* _Task to carry out_
Go to the line containing "Decode this image" in the material below. From there to the end, retype every line exactly and drop the pictures.

--------

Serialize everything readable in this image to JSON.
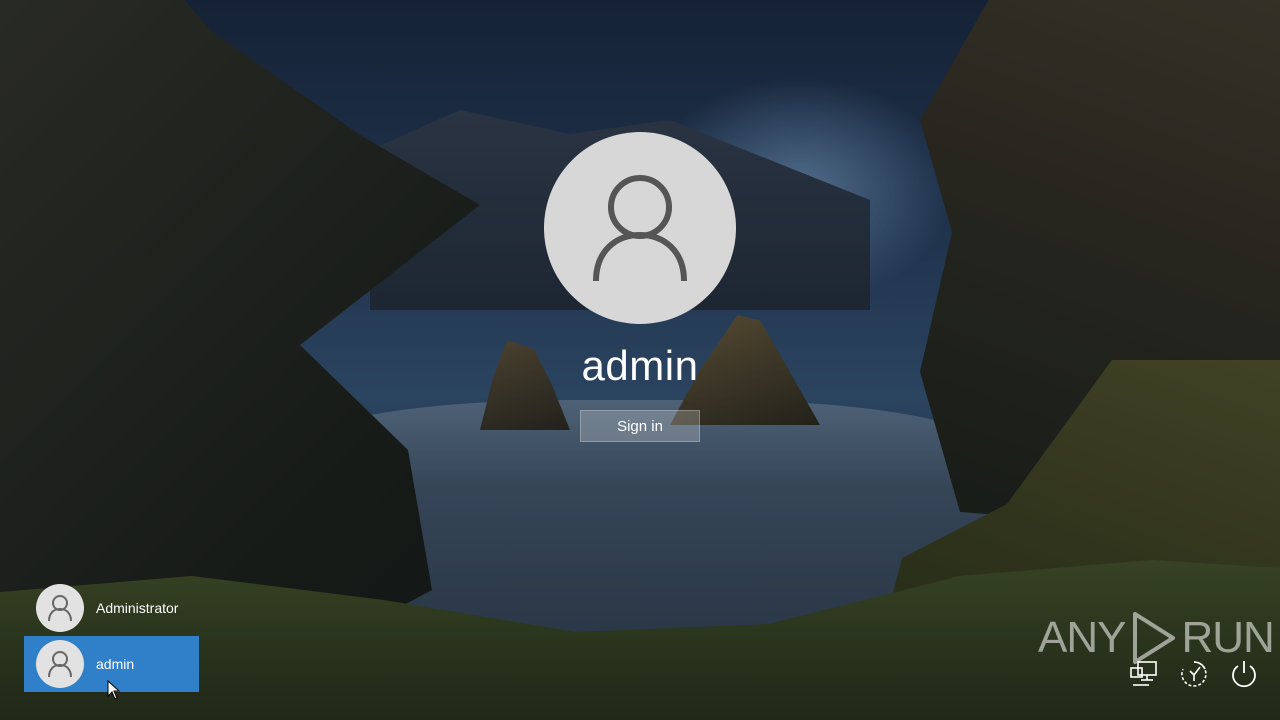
{
  "login": {
    "username": "admin",
    "signin_label": "Sign in",
    "avatar_icon": "user-icon"
  },
  "user_list": {
    "items": [
      {
        "label": "Administrator",
        "selected": false
      },
      {
        "label": "admin",
        "selected": true
      }
    ],
    "selected_color": "#2f7fc9"
  },
  "system_icons": [
    {
      "icon": "network-icon"
    },
    {
      "icon": "ease-of-access-icon"
    },
    {
      "icon": "power-icon"
    }
  ],
  "watermark": {
    "left_text": "ANY",
    "right_text": "RUN"
  }
}
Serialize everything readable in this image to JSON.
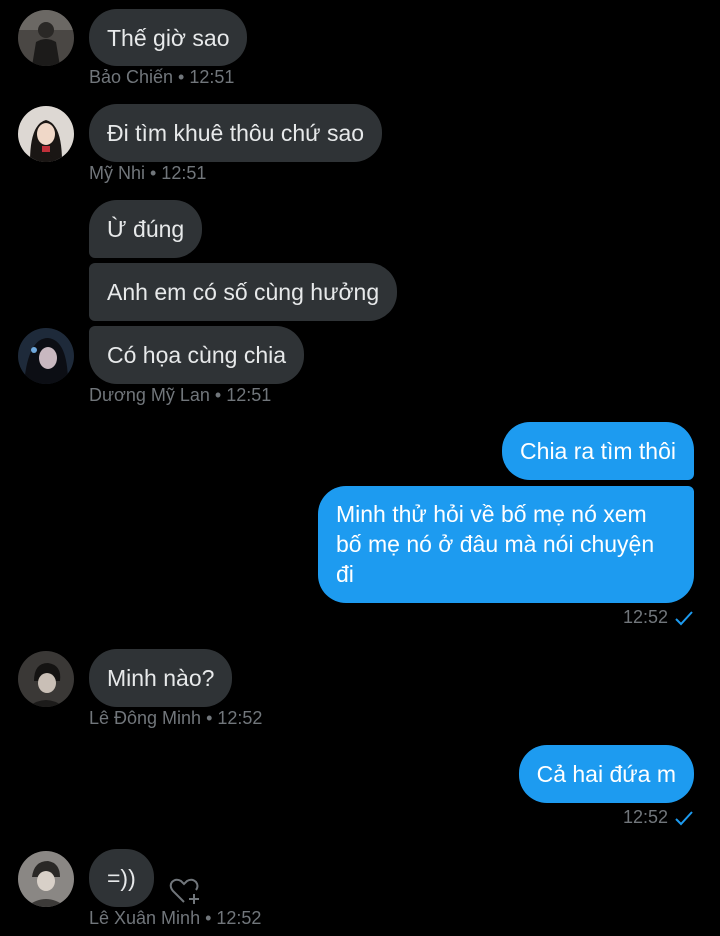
{
  "messages": [
    {
      "text": "Thế giờ sao",
      "sender": "Bảo Chiến",
      "time": "12:51"
    },
    {
      "text": "Đi tìm khuê thôu chứ sao",
      "sender": "Mỹ Nhi",
      "time": "12:51"
    },
    {
      "text": "Ừ đúng"
    },
    {
      "text": "Anh em có số cùng hưởng"
    },
    {
      "text": "Có họa cùng chia",
      "sender": "Dương Mỹ Lan",
      "time": "12:51"
    },
    {
      "text": "Chia ra tìm thôi"
    },
    {
      "text": "Minh thử hỏi về bố mẹ nó xem bố mẹ nó ở đâu mà nói chuyện đi",
      "time": "12:52"
    },
    {
      "text": "Minh nào?",
      "sender": "Lê Đông Minh",
      "time": "12:52"
    },
    {
      "text": "Cả hai đứa m",
      "time": "12:52"
    },
    {
      "text": "=))",
      "sender": "Lê Xuân Minh",
      "time": "12:52"
    }
  ],
  "meta": {
    "m0": "Bảo Chiến • 12:51",
    "m1": "Mỹ Nhi • 12:51",
    "m4": "Dương Mỹ Lan • 12:51",
    "m7": "Lê Đông Minh • 12:52",
    "m9": "Lê Xuân Minh • 12:52"
  },
  "colors": {
    "background": "#000000",
    "incoming_bubble": "#2f3336",
    "outgoing_bubble": "#1d9bf0",
    "meta_text": "#71767b",
    "read_check": "#1d9bf0"
  },
  "icons": {
    "read_receipt": "check-icon",
    "react": "heart-plus-icon"
  }
}
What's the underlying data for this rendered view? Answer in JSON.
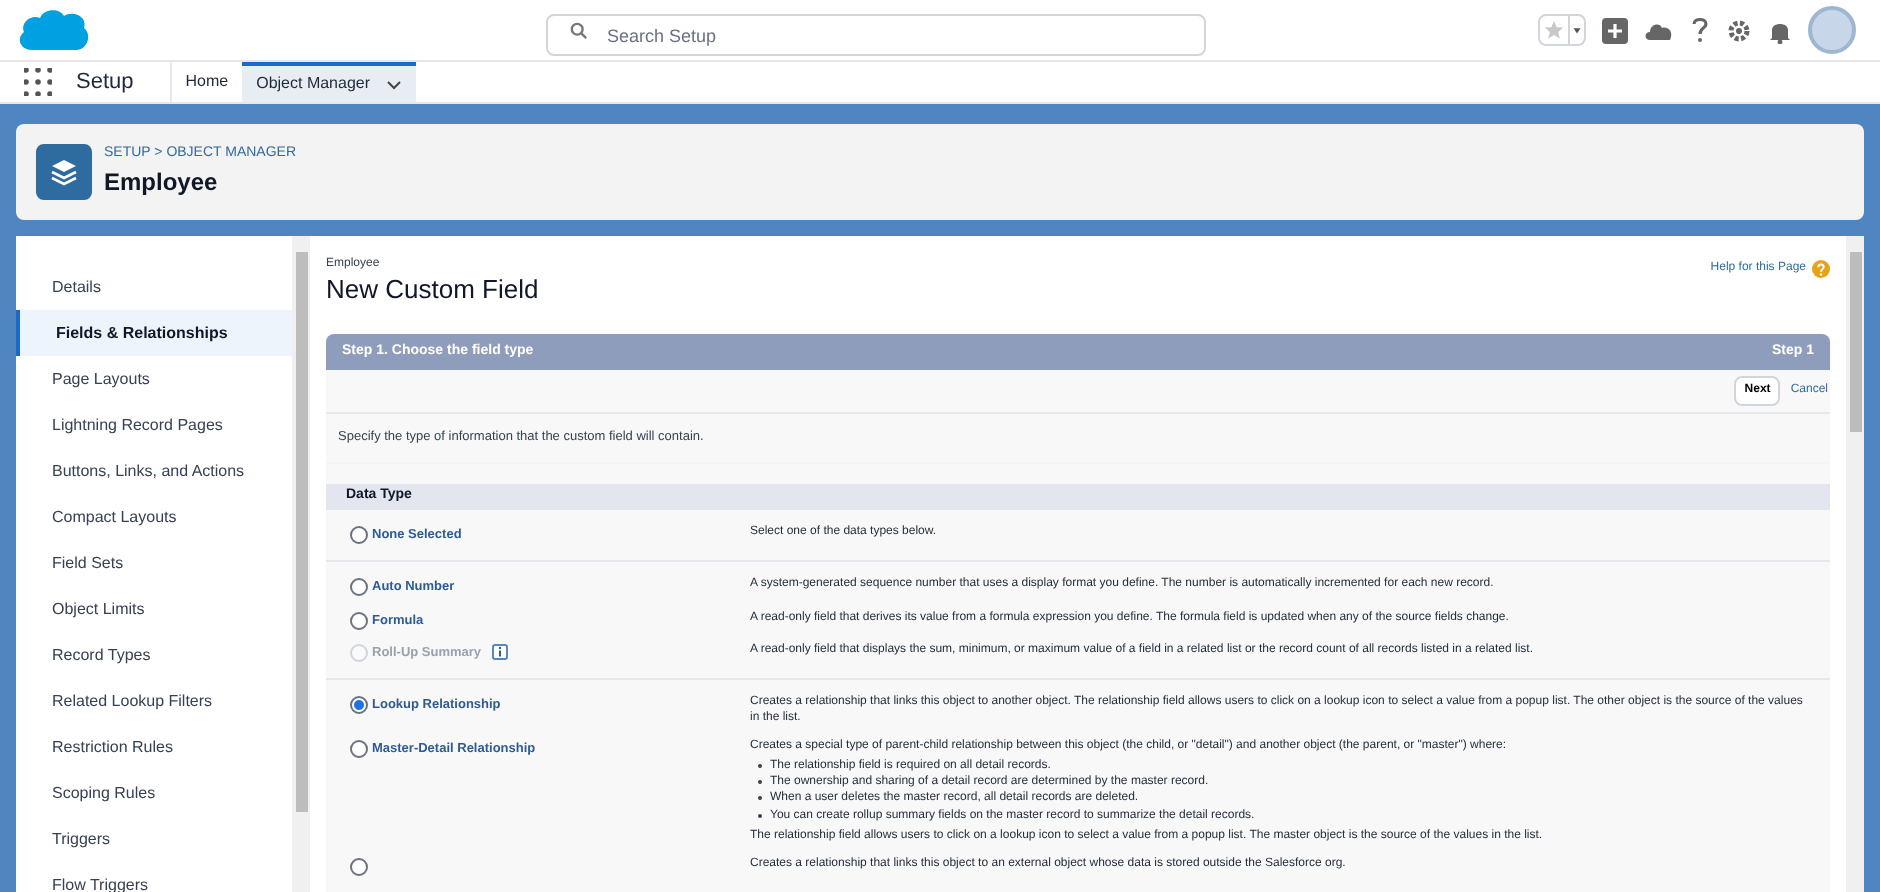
{
  "search": {
    "placeholder": "Search Setup"
  },
  "app": {
    "name": "Setup",
    "tabs": [
      {
        "label": "Home",
        "selected": false,
        "menu": false
      },
      {
        "label": "Object Manager",
        "selected": true,
        "menu": true
      }
    ]
  },
  "header": {
    "breadcrumb": "SETUP > OBJECT MANAGER",
    "title": "Employee"
  },
  "sidebar": {
    "items": [
      {
        "label": "Details",
        "selected": false
      },
      {
        "label": "Fields & Relationships",
        "selected": true
      },
      {
        "label": "Page Layouts",
        "selected": false
      },
      {
        "label": "Lightning Record Pages",
        "selected": false
      },
      {
        "label": "Buttons, Links, and Actions",
        "selected": false
      },
      {
        "label": "Compact Layouts",
        "selected": false
      },
      {
        "label": "Field Sets",
        "selected": false
      },
      {
        "label": "Object Limits",
        "selected": false
      },
      {
        "label": "Record Types",
        "selected": false
      },
      {
        "label": "Related Lookup Filters",
        "selected": false
      },
      {
        "label": "Restriction Rules",
        "selected": false
      },
      {
        "label": "Scoping Rules",
        "selected": false
      },
      {
        "label": "Triggers",
        "selected": false
      },
      {
        "label": "Flow Triggers",
        "selected": false
      }
    ]
  },
  "page": {
    "object": "Employee",
    "title": "New Custom Field",
    "help": "Help for this Page",
    "step_title": "Step 1. Choose the field type",
    "step_label": "Step 1",
    "buttons": [
      {
        "label": "Next",
        "kind": "button"
      },
      {
        "label": "Cancel",
        "kind": "link"
      }
    ],
    "intro": "Specify the type of information that the custom field will contain.",
    "section": "Data Type"
  },
  "groups": [
    {
      "rows": [
        {
          "label": "None Selected",
          "selected": false,
          "disabled": false,
          "info": false,
          "description": "Select one of the data types below."
        }
      ]
    },
    {
      "rows": [
        {
          "label": "Auto Number",
          "selected": false,
          "disabled": false,
          "info": false,
          "description": "A system-generated sequence number that uses a display format you define. The number is automatically incremented for each new record."
        },
        {
          "label": "Formula",
          "selected": false,
          "disabled": false,
          "info": false,
          "description": "A read-only field that derives its value from a formula expression you define. The formula field is updated when any of the source fields change."
        },
        {
          "label": "Roll-Up Summary",
          "selected": false,
          "disabled": true,
          "info": true,
          "description": "A read-only field that displays the sum, minimum, or maximum value of a field in a related list or the record count of all records listed in a related list."
        }
      ]
    },
    {
      "rows": [
        {
          "label": "Lookup Relationship",
          "selected": true,
          "disabled": false,
          "info": false,
          "description": "Creates a relationship that links this object to another object. The relationship field allows users to click on a lookup icon to select a value from a popup list. The other object is the source of the values in the list."
        },
        {
          "label": "Master-Detail Relationship",
          "selected": false,
          "disabled": false,
          "info": false,
          "description": "Creates a special type of parent-child relationship between this object (the child, or \"detail\") and another object (the parent, or \"master\") where:",
          "bullets": [
            "The relationship field is required on all detail records.",
            "The ownership and sharing of a detail record are determined by the master record.",
            "When a user deletes the master record, all detail records are deleted.",
            "You can create rollup summary fields on the master record to summarize the detail records."
          ],
          "note": "The relationship field allows users to click on a lookup icon to select a value from a popup list. The master object is the source of the values in the list."
        },
        {
          "label": "",
          "selected": false,
          "disabled": false,
          "info": false,
          "description": "Creates a relationship that links this object to an external object whose data is stored outside the Salesforce org."
        }
      ]
    }
  ]
}
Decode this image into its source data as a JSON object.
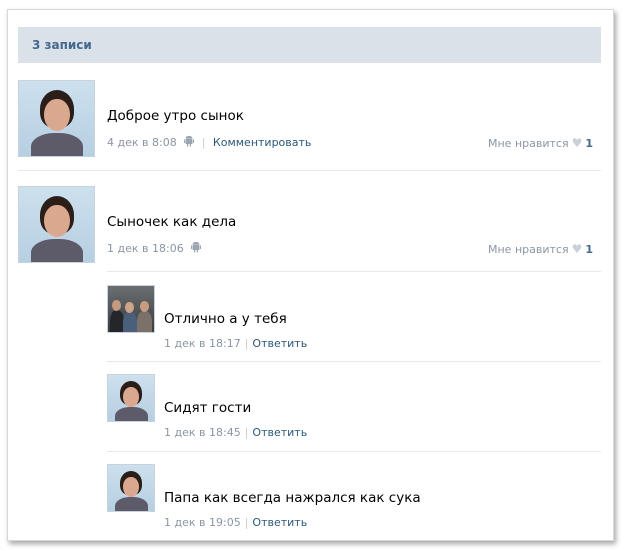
{
  "header": {
    "title": "3 записи"
  },
  "posts": [
    {
      "text": "Доброе утро сынок",
      "date": "4 дек в 8:08",
      "action": "Комментировать",
      "like_label": "Мне нравится",
      "like_count": "1"
    },
    {
      "text": "Сыночек как дела",
      "date": "1 дек в 18:06",
      "like_label": "Мне нравится",
      "like_count": "1"
    }
  ],
  "replies": [
    {
      "text": "Отлично а у тебя",
      "date": "1 дек в 18:17",
      "action": "Ответить"
    },
    {
      "text": "Сидят гости",
      "date": "1 дек в 18:45",
      "action": "Ответить"
    },
    {
      "text": "Папа как всегда нажрался как сука",
      "date": "1 дек в 19:05",
      "action": "Ответить"
    }
  ]
}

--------

* _Solution below_
Decode this image into its source data as a JSON object.
{
  "header": {
    "title": "3 записи"
  },
  "posts": [
    {
      "text": "Доброе утро сынок",
      "date": "4 дек в 8:08",
      "action": "Комментировать",
      "like_label": "Мне нравится",
      "like_count": "1"
    },
    {
      "text": "Сыночек как дела",
      "date": "1 дек в 18:06",
      "like_label": "Мне нравится",
      "like_count": "1"
    }
  ],
  "replies": [
    {
      "text": "Отлично а у тебя",
      "date": "1 дек в 18:17",
      "action": "Ответить"
    },
    {
      "text": "Сидят гости",
      "date": "1 дек в 18:45",
      "action": "Ответить"
    },
    {
      "text": "Папа как всегда нажрался как сука",
      "date": "1 дек в 19:05",
      "action": "Ответить"
    }
  ]
}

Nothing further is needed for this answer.